Democratic U.S. Senator Claire McCaskill on Thursday said she drafted a bill stating that tribal sovereign immunity cannot be used to block U.S. Patent and Trademark Office review of a patent. Drugmaker Allergan Plc made a deal to transfer some of its patents to a Native American tribe two weeks ago in order to shield them from review.

NIH director pushes for research on non-opioid pain treatments
Rachel Roubein, The Hill

The director of the nation’s top medical research agency said developing alternative ways to address pain is critical as the nation battles an opioid epidemic. “NIH, of course, is in the business of generating the evidence, and there’s a lot we still need to know,” Francis Collins, director of the National Institutes of Health, said Thursday.

The Lawyer Who Beat Big Tobacco Takes On the Opioid Industry
Esmé E Deprez and Paul Barrett, Bloomberg

Seven years ago, Mike Moore stepped from the 2 a.m. darkness into the light of a small home off Lakeland Drive in Jackson, Miss., to find his nephew close to death. The 250-pound 30-year-old was slumped on the living room couch, his face pale, breath shallow, and chest wet with vomit. It was his fiancée who’d called Moore, waking him in a panic.

Health IT

Senators ask GAO to expand patient matching study
Evan Sweeney, FierceHealthcare

A bipartisan group of senators is asking the Government Accountability Office to expand the scope of its review of patient matching within electronic medical records to include the cost and patient care impact of mismatches. The 21st Century Cures Act requires the GAO to conduct a study on patient matching to protect patient privacy and security.

A Message from PhRMA:

Getting medicines to those affected by hurricanes. America’s biopharmaceutical companies are partnering with disaster response organizations to address medical gaps in the areas impacted by the hurricanes.

Opinions, Editorials and Perspectives

New Quality Measures Can Help Cancer Patients Achieve Better Quality of Life
Barb Jagels and Karen Bird, Morning Consult 

As Washington focuses on opportunities to both improve health care quality and reduce the impact of regulation, many are focused on the collection of quality measures that may be burdensome to health care providers. Recently, the Centers for Medicare & Medicaid Services took steps to examine, consolidate and reduce the number of quality measurement reporting programs.
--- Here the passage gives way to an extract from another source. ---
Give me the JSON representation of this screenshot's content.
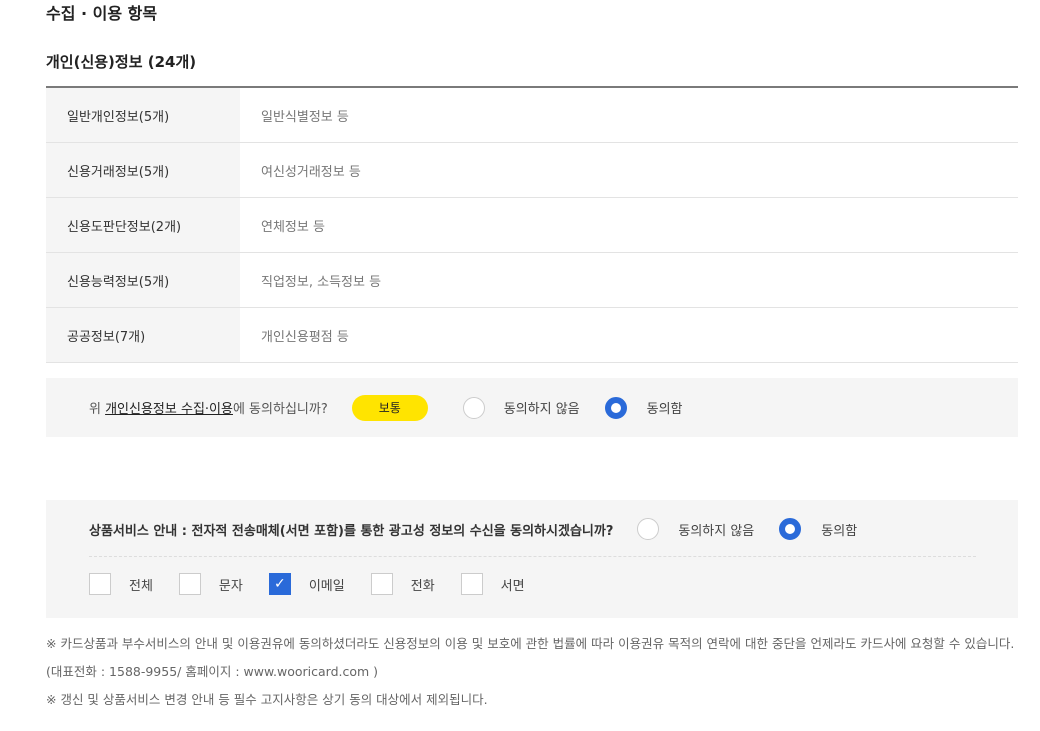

Reducing The Externalities Caused By Limited Benefit Plans
Katherine Hempstead, Health Affairs

Limited benefit or non-Affordable Care Act (ACA)-compliant health insurance products are much discussed of late, since a proposal to ease restrictions on short-term health plans is currently under consideration. Critics have argued that these plans hurt both consumers and the individual market, while defenders have suggested that those who can benefit from this competitively priced option should be free to do so.

Obamacare might not be dead, but IPAB should be
Sally Pipes, Washington Examiner

Full-scale repeal of Obamacare has failed, at least for now. But there are still components of the law that can, and should, be rolled back immediately. The Independent Payment Advisory Board is a prime example.

Research Reports

Individual Insurance Market Performance in Mid 2017
Ashley Semanskee and Larry Levitt, Kaiser Family Foundation

Concerns about the stability of the individual insurance market under the Affordable Care Act (ACA) have been raised in the past year following exits of several insurers from the exchange markets, and again with renewed intensity in recent months during the debate over repeal of the health law. Our earlier analysis of first quarter financial data from 2011-2017 found that insurer financial performance indeed worsened in 2014 and 2015 with the opening of the exchange markets, but showed signs of improving in 2016 and stabilizing in 2017 as insurers regain profitability.